Report: India’s Tata Steel shuns Russian coal
MOSCOW, May 4 (PRIME) -- Tata Steel, the largest Indian importer of Russian coal in the first quarter of the year, will stop buying the commodity in a sign that Vladimir Putin’s operation in Ukraine has made it more perilous to do so, the Financial Times reported on May 2.
The Mumbai-based company pointed to the “uncertainties” over the supply of Russian coal, which traders and brokers said India had stepped up purchases of before the operation because rival shipments of Australian coal were becoming too expensive.
The move by Tata, which uses coal for steelmaking, is significant because it underscores the challenge of mitigating shortages that have already disrupted India’s power supply. The country relies on coal for 70% of its electricity generation and coal stockpiles at power producers have fallen to almost half their average levels for this time of year.
Just over 20 coal-fired power plants have been forced into maintenance, data from India’s Central Electricity Authority shows, as a shortage of supply is compounded by an unseasonal heatwave in the country.
Tata Steel imported 617,000 tonnes of Russian coal in the first three months of the year, according to data provider CoalMint, taking delivery of 246,000 tonnes last month. These orders were made before the operation in Ukraine.
“To ensure business continuity, we have sourced alternative supplies of raw materials as transactions with Russian suppliers and bankers at present come with a lot of uncertainties as a result of international sanctions imposed on Russia,” said a spokesperson for Tata Steel.
Despite the pressure to shore up supplies, Russian exports — which take about a month to arrive in India — slowed to 420,000 tonnes in March, and are predicted to drop to 124,000 tonnes in April, down from a recent peak of 1.1 million tonnes in February, according to Kpler, a commodity data firm.
Although the need for Russian coal is likely to increase, analysts said potential payment issues stemming from international sanctions and the steep cost of shifting the commodity long distances were curbing purchases.
“It is not a question of self-sanctioning, but rather whether Indian buyers are financially able to make payments for the coal with Russian counterparties due to economic sanctions,” said Matthew Boyle, lead dry bulk analyst at Kpler.
Although Russia and India have been discussing local currency payment arrangements, which would sidestep sanctions regimes, no scheme has been unveiled.
India has emerged as the most willing buyer of displaced Russian oil to shore up its supply ahead of peak summer demand.
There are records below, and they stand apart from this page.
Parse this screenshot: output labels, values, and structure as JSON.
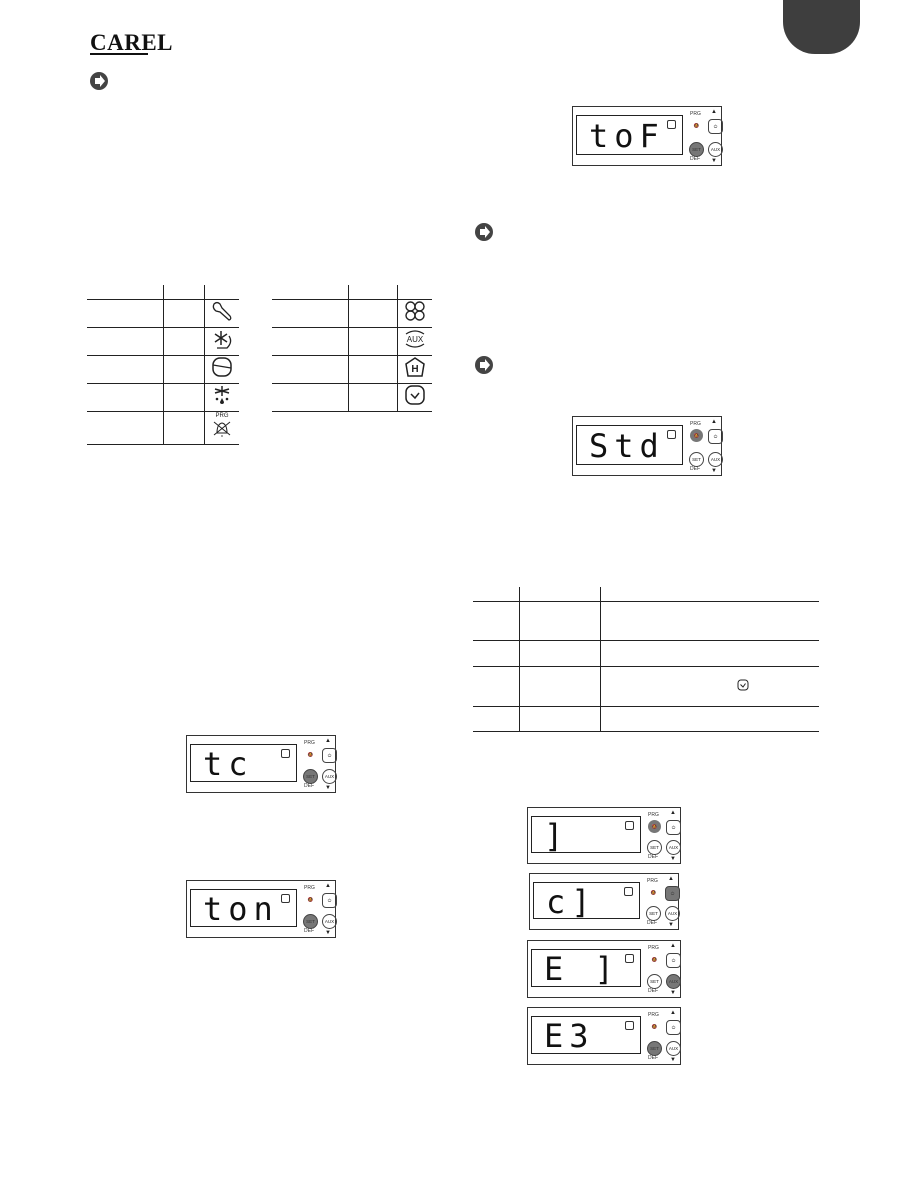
{
  "header": {
    "brand": "CAREL",
    "chapter_tab_color": "#3e3e3e"
  },
  "left": {
    "icon_table_1": {
      "rows": [
        {
          "label": "",
          "code": "",
          "icon": "wrench-icon"
        },
        {
          "label": "",
          "code": "",
          "icon": "snowflake-cycle-icon"
        },
        {
          "label": "",
          "code": "",
          "icon": "compressor-icon"
        },
        {
          "label": "",
          "code": "",
          "icon": "defrost-drip-icon"
        },
        {
          "label": "",
          "code": "",
          "icon": "alarm-bell-muted-icon",
          "icon_text": "PRG"
        }
      ]
    },
    "icon_table_2": {
      "rows": [
        {
          "label": "",
          "code": "",
          "icon": "fan-icon"
        },
        {
          "label": "",
          "code": "",
          "icon": "aux-icon",
          "icon_text": "AUX"
        },
        {
          "label": "",
          "code": "",
          "icon": "hot-h-icon",
          "icon_text": "H"
        },
        {
          "label": "",
          "code": "",
          "icon": "clock-icon"
        }
      ]
    },
    "displays": [
      {
        "text": "tc",
        "highlight": "set"
      },
      {
        "text": "ton",
        "highlight": "set"
      }
    ]
  },
  "right": {
    "displays": [
      {
        "text": "toF",
        "highlight": "set"
      },
      {
        "text": "Std",
        "highlight": "prg"
      }
    ],
    "table": {
      "rows": [
        {
          "c1": "",
          "c2": "",
          "c3": ""
        },
        {
          "c1": "",
          "c2": "",
          "c3": ""
        },
        {
          "c1": "",
          "c2": "",
          "c3": "",
          "icon": "clock-icon"
        },
        {
          "c1": "",
          "c2": "",
          "c3": ""
        }
      ]
    },
    "sequence_displays": [
      {
        "text": "  ]",
        "highlight": "prg"
      },
      {
        "text": " c]",
        "highlight": "power"
      },
      {
        "text": "E ]",
        "highlight": "aux"
      },
      {
        "text": "E3",
        "highlight": "set"
      }
    ]
  },
  "display_labels": {
    "prg": "PRG",
    "set": "SET",
    "aux": "AUX",
    "def": "DEF",
    "up": "▲",
    "down": "▼"
  }
}
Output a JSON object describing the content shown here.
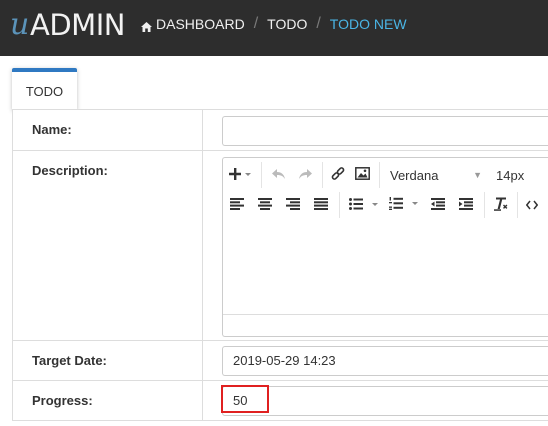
{
  "brand": {
    "u": "u",
    "admin": "ADMIN"
  },
  "breadcrumb": {
    "items": [
      {
        "label": "DASHBOARD",
        "icon": "home-icon"
      },
      {
        "label": "TODO"
      },
      {
        "label": "TODO NEW",
        "active": true
      }
    ],
    "separator": "/"
  },
  "tabs": [
    {
      "label": "TODO"
    }
  ],
  "form": {
    "name": {
      "label": "Name:",
      "value": ""
    },
    "description": {
      "label": "Description:",
      "editor": {
        "font_family": "Verdana",
        "font_size": "14px",
        "toolbar_row1": [
          "plus-icon",
          "undo-icon",
          "redo-icon",
          "link-icon",
          "image-icon",
          "font-family-select",
          "font-size-select"
        ],
        "toolbar_row2": [
          "align-left-icon",
          "align-center-icon",
          "align-right-icon",
          "align-justify-icon",
          "bullet-list-icon",
          "numbered-list-icon",
          "outdent-icon",
          "indent-icon",
          "clear-format-icon",
          "code-icon"
        ]
      }
    },
    "target_date": {
      "label": "Target Date:",
      "value": "2019-05-29 14:23"
    },
    "progress": {
      "label": "Progress:",
      "value": "50"
    }
  },
  "colors": {
    "topbar": "#2d2d2d",
    "active_breadcrumb": "#4ab5e5",
    "tab_accent": "#2f79c2",
    "highlight": "#e02020"
  }
}
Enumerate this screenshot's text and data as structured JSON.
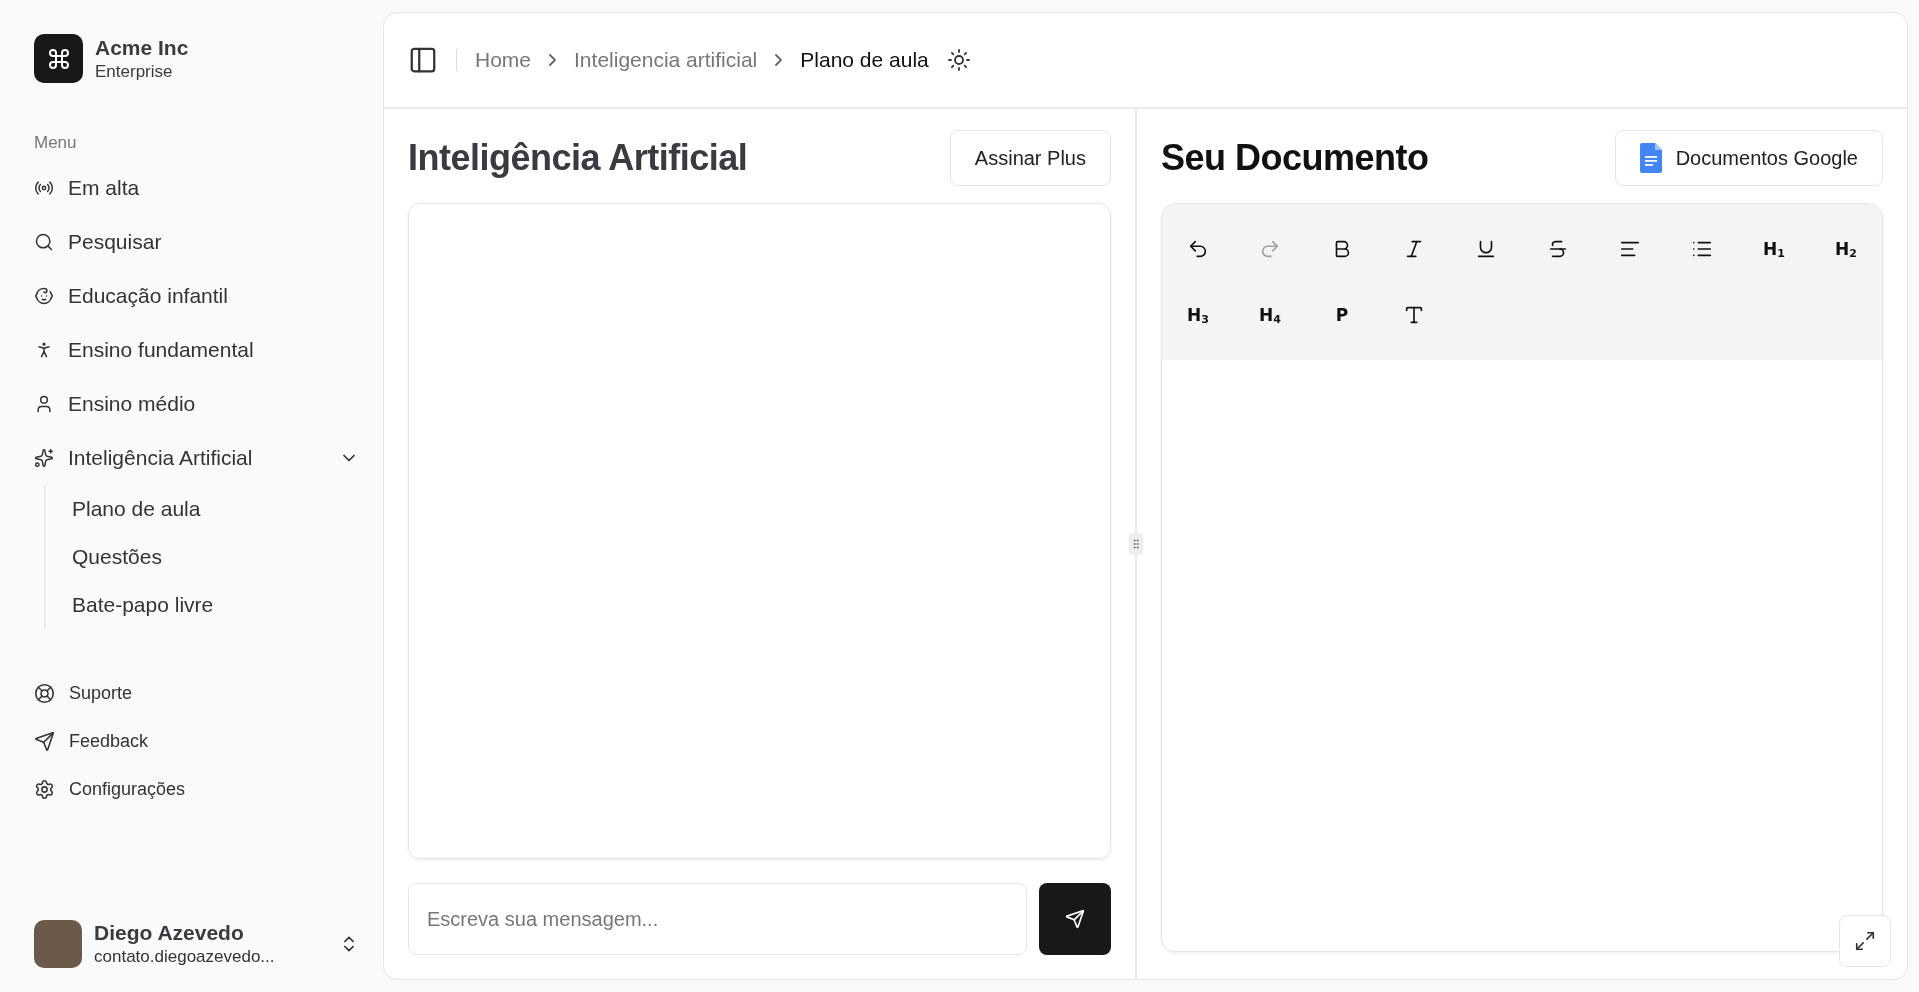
{
  "team": {
    "name": "Acme Inc",
    "plan": "Enterprise"
  },
  "sidebar": {
    "section_label": "Menu",
    "items": [
      {
        "label": "Em alta"
      },
      {
        "label": "Pesquisar"
      },
      {
        "label": "Educação infantil"
      },
      {
        "label": "Ensino fundamental"
      },
      {
        "label": "Ensino médio"
      },
      {
        "label": "Inteligência Artificial",
        "expanded": true,
        "children": [
          {
            "label": "Plano de aula"
          },
          {
            "label": "Questões"
          },
          {
            "label": "Bate-papo livre"
          }
        ]
      }
    ],
    "secondary_items": [
      {
        "label": "Suporte"
      },
      {
        "label": "Feedback"
      },
      {
        "label": "Configurações"
      }
    ]
  },
  "user": {
    "name": "Diego Azevedo",
    "email": "contato.diegoazevedo..."
  },
  "breadcrumb": [
    {
      "label": "Home",
      "current": false
    },
    {
      "label": "Inteligencia artificial",
      "current": false
    },
    {
      "label": "Plano de aula",
      "current": true
    }
  ],
  "chat": {
    "title": "Inteligência Artificial",
    "button": "Assinar Plus",
    "input_placeholder": "Escreva sua mensagem..."
  },
  "document": {
    "title": "Seu Documento",
    "button": "Documentos Google",
    "toolbar": [
      {
        "kind": "icon",
        "disabled": false
      },
      {
        "kind": "icon",
        "disabled": true
      },
      {
        "kind": "icon",
        "disabled": false
      },
      {
        "kind": "icon",
        "disabled": false
      },
      {
        "kind": "icon",
        "disabled": false
      },
      {
        "kind": "icon",
        "disabled": false
      },
      {
        "kind": "icon",
        "disabled": false
      },
      {
        "kind": "icon",
        "disabled": false
      },
      {
        "kind": "text",
        "label": "H$_{1}$",
        "disabled": false
      },
      {
        "kind": "text",
        "label": "H$_{2}$",
        "disabled": false
      },
      {
        "kind": "text",
        "label": "H$_{3}$",
        "disabled": false
      },
      {
        "kind": "text",
        "label": "H$_{4}$",
        "disabled": false
      },
      {
        "kind": "text",
        "label": "P",
        "disabled": false
      },
      {
        "kind": "icon",
        "disabled": false
      }
    ]
  }
}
India’s finance and foreign ministers have defended the purchases.
Two of Russia’s largest export markets, the E.U. and Japan, have banned Russian coal, while India and Russia had signed an agreement last October to expand their coking coal co-operation.
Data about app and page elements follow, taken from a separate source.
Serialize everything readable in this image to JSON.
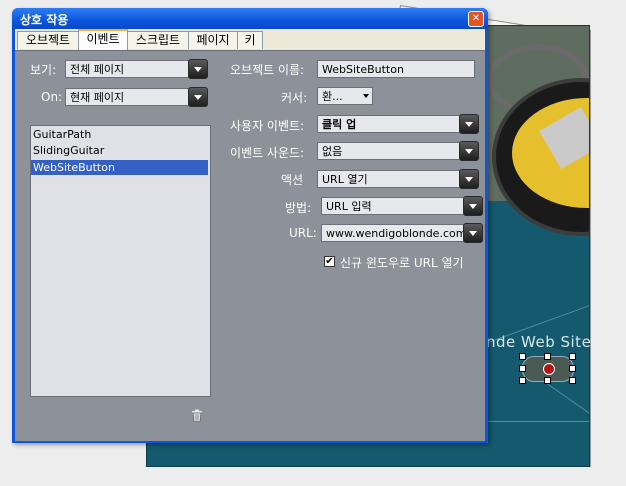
{
  "dialog": {
    "title": "상호 작용",
    "close_glyph": "✕"
  },
  "tabs": [
    {
      "label": "오브젝트"
    },
    {
      "label": "이벤트",
      "active": true
    },
    {
      "label": "스크립트"
    },
    {
      "label": "페이지"
    },
    {
      "label": "키"
    }
  ],
  "left": {
    "view_label": "보기:",
    "view_value": "전체 페이지",
    "on_label": "On:",
    "on_value": "현재 페이지",
    "objects": [
      {
        "name": "GuitarPath"
      },
      {
        "name": "SlidingGuitar"
      },
      {
        "name": "WebSiteButton",
        "selected": true
      }
    ],
    "delete_icon": "trash-icon"
  },
  "right": {
    "object_name_label": "오브젝트 이름:",
    "object_name_value": "WebSiteButton",
    "cursor_label": "커서:",
    "cursor_value": "환...",
    "user_event_label": "사용자 이벤트:",
    "user_event_value": "클릭 업",
    "event_sound_label": "이벤트 사운드:",
    "event_sound_value": "없음",
    "action_label": "액션",
    "action_value": "URL 열기",
    "method_label": "방법:",
    "method_value": "URL 입력",
    "url_label": "URL:",
    "url_value": "www.wendigoblonde.com",
    "new_window_label": "신규 윈도우로 URL 열기",
    "new_window_checked": true,
    "check_glyph": "✔"
  },
  "document": {
    "site_text": "nde Web Site"
  },
  "colors": {
    "title_bar": "#0a56de",
    "panel": "#8d9199",
    "selection": "#3560c6",
    "doc_background": "#14596d"
  }
}
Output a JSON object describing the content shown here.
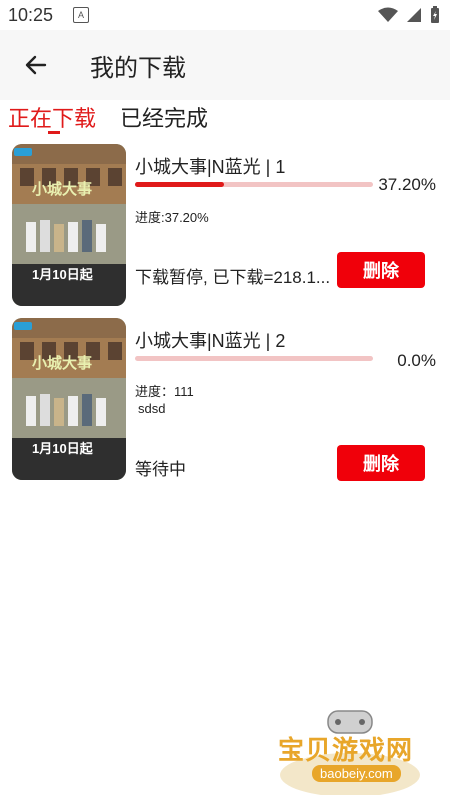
{
  "status_bar": {
    "time": "10:25",
    "a_icon": "A"
  },
  "header": {
    "title": "我的下载"
  },
  "tabs": [
    {
      "label": "正在下载",
      "active": true
    },
    {
      "label": "已经完成",
      "active": false
    }
  ],
  "downloads": [
    {
      "title": "小城大事|N蓝光 | 1",
      "progress_fraction": 0.372,
      "progress_percent": "37.20%",
      "progress_text": "进度:37.20%",
      "extra": "",
      "status": "下载暂停, 已下载=218.1...",
      "delete_label": "删除",
      "poster_text": "1月10日起",
      "poster_title": "小城大事"
    },
    {
      "title": "小城大事|N蓝光 | 2",
      "progress_fraction": 0.0,
      "progress_percent": "0.0%",
      "progress_text": "进度：111",
      "extra": "sdsd",
      "status": "等待中",
      "delete_label": "删除",
      "poster_text": "1月10日起",
      "poster_title": "小城大事"
    }
  ],
  "watermark": {
    "text": "宝贝游戏网",
    "url": "baobeiy.com"
  },
  "colors": {
    "accent": "#e01a1a",
    "button": "#f0000a",
    "track": "#f2c4c4",
    "watermark": "#e8a62a"
  }
}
An executive at a dry bulk shipping company said Russia was offering discounts of 20% on its coal, but shipping to India would account for 10% to 12% of the total imported cost.
“There are suggestions that India will get some discounted Russian coal,” said Satyadeep Jain, equity analyst at Mumbai-based Ambit Capital focused on mining, metals and cement, but “we’ve not seen that significantly yet”.